We have found several companies that sell after-market performance chips. We will not recommend any of the chips available on the market as these "fake" sensor readings and can lead to long term hardware issues
For instance, modifying how the mass air flow sensor functions will reduce the EGR in some operating regions, but will not account for altitude or engine warm-up routines so the effects are not linear and not optimized. Having less EGR is not always the best as this could lead to increased soot formation inside the EGR valve (due to lower flow rates) and an increased likelihood of a sticking EGR valve.
Faking the fuel pressure sensor could lead to fuel leaks if the pressure is above the hardware design threshold; this is more critical with heavy loads. A false fuel pressure reading will allow more fuel delivery at WOT, but without advancing the timing the resulting performance is not maximized and all you get is more black smoke. Additionally, a higher rail pressure in normal driving is not directionally correct for achieving improved fuel economy and more combustion noise may be evident.
Modifying the boost pressure sensor output will allow for more boost in all driving conditions, however this could shorten the life of the turbo in aggressive transient operation and also in continuous high running. Additionally, if the vehicle is operated in altitude conditions there will be an increased risk of over-speeding the turbo in most hill driving conditions.

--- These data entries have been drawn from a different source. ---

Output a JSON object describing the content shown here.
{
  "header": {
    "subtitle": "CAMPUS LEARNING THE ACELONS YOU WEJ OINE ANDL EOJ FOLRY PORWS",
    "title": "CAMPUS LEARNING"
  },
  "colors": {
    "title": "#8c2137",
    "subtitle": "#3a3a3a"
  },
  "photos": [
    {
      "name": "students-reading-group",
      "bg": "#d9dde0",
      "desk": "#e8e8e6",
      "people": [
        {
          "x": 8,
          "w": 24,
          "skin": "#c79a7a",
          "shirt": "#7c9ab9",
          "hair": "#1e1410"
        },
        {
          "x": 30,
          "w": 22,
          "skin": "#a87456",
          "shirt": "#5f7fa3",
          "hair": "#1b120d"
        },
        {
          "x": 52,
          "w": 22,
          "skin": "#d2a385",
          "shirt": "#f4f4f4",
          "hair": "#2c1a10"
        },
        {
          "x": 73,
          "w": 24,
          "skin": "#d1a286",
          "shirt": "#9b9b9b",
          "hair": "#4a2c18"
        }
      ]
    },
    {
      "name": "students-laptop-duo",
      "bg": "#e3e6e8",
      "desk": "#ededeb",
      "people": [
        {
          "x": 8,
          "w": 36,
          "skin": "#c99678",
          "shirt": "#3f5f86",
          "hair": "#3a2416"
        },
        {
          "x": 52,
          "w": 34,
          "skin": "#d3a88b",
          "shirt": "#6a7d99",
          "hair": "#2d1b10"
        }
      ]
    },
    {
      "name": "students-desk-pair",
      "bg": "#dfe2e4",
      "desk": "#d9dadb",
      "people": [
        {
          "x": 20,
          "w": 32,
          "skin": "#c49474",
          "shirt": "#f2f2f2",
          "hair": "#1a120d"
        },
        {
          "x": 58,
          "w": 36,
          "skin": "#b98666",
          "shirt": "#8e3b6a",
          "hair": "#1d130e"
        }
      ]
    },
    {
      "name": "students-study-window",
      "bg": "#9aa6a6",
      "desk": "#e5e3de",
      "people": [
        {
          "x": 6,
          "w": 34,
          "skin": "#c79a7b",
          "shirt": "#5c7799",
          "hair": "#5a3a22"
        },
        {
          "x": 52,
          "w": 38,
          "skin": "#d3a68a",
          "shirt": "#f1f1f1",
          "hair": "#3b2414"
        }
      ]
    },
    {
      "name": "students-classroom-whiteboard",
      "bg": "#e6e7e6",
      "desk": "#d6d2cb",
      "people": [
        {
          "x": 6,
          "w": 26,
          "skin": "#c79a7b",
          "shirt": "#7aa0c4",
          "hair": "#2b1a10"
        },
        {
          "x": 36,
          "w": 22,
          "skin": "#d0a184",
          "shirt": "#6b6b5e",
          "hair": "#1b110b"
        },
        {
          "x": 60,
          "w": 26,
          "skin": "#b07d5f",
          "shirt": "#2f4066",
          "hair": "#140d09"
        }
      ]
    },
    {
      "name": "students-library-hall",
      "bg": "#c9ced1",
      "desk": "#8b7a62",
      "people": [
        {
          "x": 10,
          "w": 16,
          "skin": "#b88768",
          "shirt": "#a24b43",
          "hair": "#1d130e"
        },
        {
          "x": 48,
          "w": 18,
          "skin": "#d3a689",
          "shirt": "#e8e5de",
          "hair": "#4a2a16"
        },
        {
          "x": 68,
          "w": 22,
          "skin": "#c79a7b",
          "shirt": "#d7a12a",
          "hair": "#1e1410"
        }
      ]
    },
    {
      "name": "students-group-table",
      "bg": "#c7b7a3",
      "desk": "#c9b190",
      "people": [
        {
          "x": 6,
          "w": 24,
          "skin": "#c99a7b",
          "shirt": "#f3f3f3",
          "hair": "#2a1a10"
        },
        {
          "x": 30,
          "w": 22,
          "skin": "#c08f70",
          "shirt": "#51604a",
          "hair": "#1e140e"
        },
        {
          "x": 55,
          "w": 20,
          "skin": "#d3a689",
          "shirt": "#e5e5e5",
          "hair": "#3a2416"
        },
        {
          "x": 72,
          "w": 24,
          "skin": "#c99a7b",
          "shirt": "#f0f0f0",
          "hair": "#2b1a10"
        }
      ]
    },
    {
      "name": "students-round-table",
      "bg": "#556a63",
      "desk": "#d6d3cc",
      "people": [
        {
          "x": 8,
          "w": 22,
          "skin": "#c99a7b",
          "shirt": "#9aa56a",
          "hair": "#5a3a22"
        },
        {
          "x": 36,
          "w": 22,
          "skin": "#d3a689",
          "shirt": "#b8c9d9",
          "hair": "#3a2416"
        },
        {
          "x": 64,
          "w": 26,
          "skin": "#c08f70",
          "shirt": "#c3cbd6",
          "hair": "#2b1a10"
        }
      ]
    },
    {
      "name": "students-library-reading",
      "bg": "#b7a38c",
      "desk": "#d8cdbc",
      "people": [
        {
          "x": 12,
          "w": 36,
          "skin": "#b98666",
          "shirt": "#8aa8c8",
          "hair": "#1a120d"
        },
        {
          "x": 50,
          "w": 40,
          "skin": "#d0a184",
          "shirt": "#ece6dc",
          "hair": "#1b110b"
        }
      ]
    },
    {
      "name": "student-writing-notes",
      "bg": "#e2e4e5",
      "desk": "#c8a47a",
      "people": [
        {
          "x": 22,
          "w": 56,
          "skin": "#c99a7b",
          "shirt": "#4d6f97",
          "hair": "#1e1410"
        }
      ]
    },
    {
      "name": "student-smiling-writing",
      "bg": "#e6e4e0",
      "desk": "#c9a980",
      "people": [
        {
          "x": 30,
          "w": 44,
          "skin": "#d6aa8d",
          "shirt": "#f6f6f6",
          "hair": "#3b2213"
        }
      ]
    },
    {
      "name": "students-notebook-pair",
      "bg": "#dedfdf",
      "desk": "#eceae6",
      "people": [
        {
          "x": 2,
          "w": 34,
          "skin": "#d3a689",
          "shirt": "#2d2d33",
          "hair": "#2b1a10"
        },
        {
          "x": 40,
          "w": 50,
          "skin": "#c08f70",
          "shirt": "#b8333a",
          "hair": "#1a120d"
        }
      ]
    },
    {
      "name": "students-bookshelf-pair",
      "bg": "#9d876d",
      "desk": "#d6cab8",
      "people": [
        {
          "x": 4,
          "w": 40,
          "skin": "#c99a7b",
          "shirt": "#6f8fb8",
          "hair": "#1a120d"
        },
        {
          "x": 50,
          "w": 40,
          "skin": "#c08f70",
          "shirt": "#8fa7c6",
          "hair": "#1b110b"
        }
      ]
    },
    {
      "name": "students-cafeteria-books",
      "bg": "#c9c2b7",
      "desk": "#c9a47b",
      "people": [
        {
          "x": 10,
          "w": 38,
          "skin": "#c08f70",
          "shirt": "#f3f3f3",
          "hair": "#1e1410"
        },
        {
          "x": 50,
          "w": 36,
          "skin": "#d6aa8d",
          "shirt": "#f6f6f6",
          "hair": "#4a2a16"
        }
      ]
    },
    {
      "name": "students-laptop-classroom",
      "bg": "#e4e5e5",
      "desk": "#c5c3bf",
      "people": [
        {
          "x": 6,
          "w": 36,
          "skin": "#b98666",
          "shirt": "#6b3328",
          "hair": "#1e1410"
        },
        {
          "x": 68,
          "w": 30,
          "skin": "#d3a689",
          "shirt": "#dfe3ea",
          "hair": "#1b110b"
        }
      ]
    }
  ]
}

Based on sound engineering principles, we believe it is best to optimize engine operating parameters within the engine controller. In this manner, the changes to timing, set points and pressures will work together to provide improved fuel consumption and higher output without adding unnecessary stress to the engine hardware.